Whether or not I could have resisted the backward beckoning without the counter-fascination of the vast palm tree, I do not know. This attraction was now dominant, and I left the path and crawled on hands and knees down the valley’s slope despite my fear of the grass and of the serpents it might contain. I resolved to fight for life and reason as long as possible against all menaces of sea or land, though I sometimes feared defeat as the maddening swish of the uncanny grasses joined the still audible and irritating pounding of the distant breakers. I would frequently pause and put my hands to my ears for relief, but could never quite shut out the detestable sound. It was, as it seemed to me, only after ages that I finally dragged myself to the beckoning palm tree and lay quiet beneath its protecting shade.

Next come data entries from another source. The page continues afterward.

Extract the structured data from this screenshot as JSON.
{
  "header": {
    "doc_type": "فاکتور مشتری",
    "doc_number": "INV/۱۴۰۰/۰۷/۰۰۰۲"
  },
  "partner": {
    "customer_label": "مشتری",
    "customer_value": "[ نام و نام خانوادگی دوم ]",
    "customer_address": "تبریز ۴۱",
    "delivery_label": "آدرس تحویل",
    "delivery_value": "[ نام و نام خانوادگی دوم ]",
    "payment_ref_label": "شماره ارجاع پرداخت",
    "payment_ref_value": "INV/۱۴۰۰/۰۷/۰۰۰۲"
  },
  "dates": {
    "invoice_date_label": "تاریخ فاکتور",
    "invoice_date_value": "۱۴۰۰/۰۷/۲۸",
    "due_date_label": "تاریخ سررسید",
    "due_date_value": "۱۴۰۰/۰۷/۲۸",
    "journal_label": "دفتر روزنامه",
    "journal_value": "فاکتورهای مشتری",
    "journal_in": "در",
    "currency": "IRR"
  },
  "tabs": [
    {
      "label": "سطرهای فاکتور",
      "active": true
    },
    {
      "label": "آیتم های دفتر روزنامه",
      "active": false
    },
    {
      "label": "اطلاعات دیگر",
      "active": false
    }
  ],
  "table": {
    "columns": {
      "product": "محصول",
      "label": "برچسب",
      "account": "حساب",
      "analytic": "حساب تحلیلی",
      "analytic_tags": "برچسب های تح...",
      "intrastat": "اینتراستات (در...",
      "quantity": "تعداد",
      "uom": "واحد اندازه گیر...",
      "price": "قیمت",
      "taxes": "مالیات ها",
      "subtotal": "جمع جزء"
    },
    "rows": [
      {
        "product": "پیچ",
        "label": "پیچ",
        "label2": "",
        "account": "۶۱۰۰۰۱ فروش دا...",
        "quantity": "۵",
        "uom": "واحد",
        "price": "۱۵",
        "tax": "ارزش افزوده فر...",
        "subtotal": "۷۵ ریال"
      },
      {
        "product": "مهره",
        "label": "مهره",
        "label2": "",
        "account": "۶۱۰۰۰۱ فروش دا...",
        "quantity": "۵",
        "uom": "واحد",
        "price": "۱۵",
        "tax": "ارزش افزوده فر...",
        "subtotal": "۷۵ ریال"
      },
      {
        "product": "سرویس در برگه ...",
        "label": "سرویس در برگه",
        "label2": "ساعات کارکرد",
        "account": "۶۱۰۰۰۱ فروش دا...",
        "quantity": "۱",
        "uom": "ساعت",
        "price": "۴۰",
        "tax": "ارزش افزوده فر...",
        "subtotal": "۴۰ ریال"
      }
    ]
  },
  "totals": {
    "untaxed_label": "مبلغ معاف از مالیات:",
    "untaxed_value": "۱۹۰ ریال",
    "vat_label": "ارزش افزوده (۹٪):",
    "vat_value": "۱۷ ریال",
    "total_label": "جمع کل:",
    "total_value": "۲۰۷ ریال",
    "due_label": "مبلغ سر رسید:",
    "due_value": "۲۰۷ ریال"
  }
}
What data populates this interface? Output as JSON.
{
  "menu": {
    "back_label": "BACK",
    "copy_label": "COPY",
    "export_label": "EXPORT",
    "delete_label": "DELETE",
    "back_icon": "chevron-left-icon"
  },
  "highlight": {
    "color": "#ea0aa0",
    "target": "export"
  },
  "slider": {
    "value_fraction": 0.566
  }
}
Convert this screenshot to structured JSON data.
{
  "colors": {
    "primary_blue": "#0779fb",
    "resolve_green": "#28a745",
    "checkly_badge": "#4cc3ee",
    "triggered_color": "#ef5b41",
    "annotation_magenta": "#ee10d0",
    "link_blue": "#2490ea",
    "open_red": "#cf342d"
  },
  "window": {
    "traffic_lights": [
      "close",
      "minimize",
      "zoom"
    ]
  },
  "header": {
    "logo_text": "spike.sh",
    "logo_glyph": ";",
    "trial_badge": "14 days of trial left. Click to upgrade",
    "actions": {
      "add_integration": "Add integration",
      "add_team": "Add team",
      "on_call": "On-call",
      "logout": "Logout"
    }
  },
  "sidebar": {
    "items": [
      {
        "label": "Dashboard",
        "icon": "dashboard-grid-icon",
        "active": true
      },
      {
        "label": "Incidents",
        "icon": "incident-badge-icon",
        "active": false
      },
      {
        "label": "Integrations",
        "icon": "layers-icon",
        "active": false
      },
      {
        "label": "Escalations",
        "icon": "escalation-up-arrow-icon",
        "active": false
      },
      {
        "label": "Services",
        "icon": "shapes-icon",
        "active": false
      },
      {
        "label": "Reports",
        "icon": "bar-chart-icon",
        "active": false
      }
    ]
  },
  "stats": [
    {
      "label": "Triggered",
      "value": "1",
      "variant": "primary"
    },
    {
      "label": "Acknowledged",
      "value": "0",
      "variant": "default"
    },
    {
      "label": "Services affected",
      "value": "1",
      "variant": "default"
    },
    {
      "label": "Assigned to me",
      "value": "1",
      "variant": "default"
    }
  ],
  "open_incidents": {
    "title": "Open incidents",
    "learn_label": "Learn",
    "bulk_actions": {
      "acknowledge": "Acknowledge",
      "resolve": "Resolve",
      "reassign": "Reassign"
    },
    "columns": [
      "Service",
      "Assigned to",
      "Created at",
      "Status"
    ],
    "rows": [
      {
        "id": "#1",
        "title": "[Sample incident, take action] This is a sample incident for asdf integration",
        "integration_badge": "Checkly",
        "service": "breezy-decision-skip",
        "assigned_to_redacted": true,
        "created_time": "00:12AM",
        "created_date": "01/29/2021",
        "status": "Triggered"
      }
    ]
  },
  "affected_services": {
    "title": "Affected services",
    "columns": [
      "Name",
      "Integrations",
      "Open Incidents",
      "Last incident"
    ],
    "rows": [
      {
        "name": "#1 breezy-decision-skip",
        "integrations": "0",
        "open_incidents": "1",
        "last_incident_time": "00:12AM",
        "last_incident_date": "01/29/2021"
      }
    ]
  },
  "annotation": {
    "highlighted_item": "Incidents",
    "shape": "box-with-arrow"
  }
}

There now ensued a series of incidents which transported me to the opposite extremes of ecstasy and horror; incidents which I tremble to recall and dare not seek to interpret. No sooner had I crawled beneath the overhanging foliage of the palm, than there dropped from its branches a young child of such beauty as I never beheld before. Though ragged and dusty, this being bore the features of a faun or demigod, and seemed almost to diffuse a radiance in the dense shadow of the tree. It smiled and extended its hand, but before I could arise and speak I heard in the upper air the exquisite melody of singing; notes high and low blent with a sublime and ethereal harmoniousness. The sun had by this time sunk below the horizon, and in the twilight I saw an aureole of lambent light encircled the child’s head. Then in a tone of silver it addressed me: “It is the end. They have come down through the gloaming from the stars. Now all is over, and beyond the Arinurian streams we shall dwell blissfully in Teloe.” As the child spoke, I beheld a soft radiance through the leaves of the palm tree, and rising, greeted a pair whom I knew to be the chief singers among those I had heard. A god and goddess they must have been, for such beauty is not mortal; and they took my hands, saying, “Come, child, you have heard the voices, and all is well. In Teloe beyond the Milky Way and the Arinurian streams are cities all of amber and chalcedony. And upon their domes of many facets glisten the images of strange and beautiful stars. Under the ivory bridges of Teloe flow rivers of liquid gold bearing pleasure-barges bound for blossomy Cytharion of the Seven Suns. And in Teloe and Cytharion abide only youth, beauty, and pleasure, nor are any sounds heard, save of laughter, song, and the lute. Only the gods dwell in Teloe of the golden rivers, but among them shalt thou dwell.”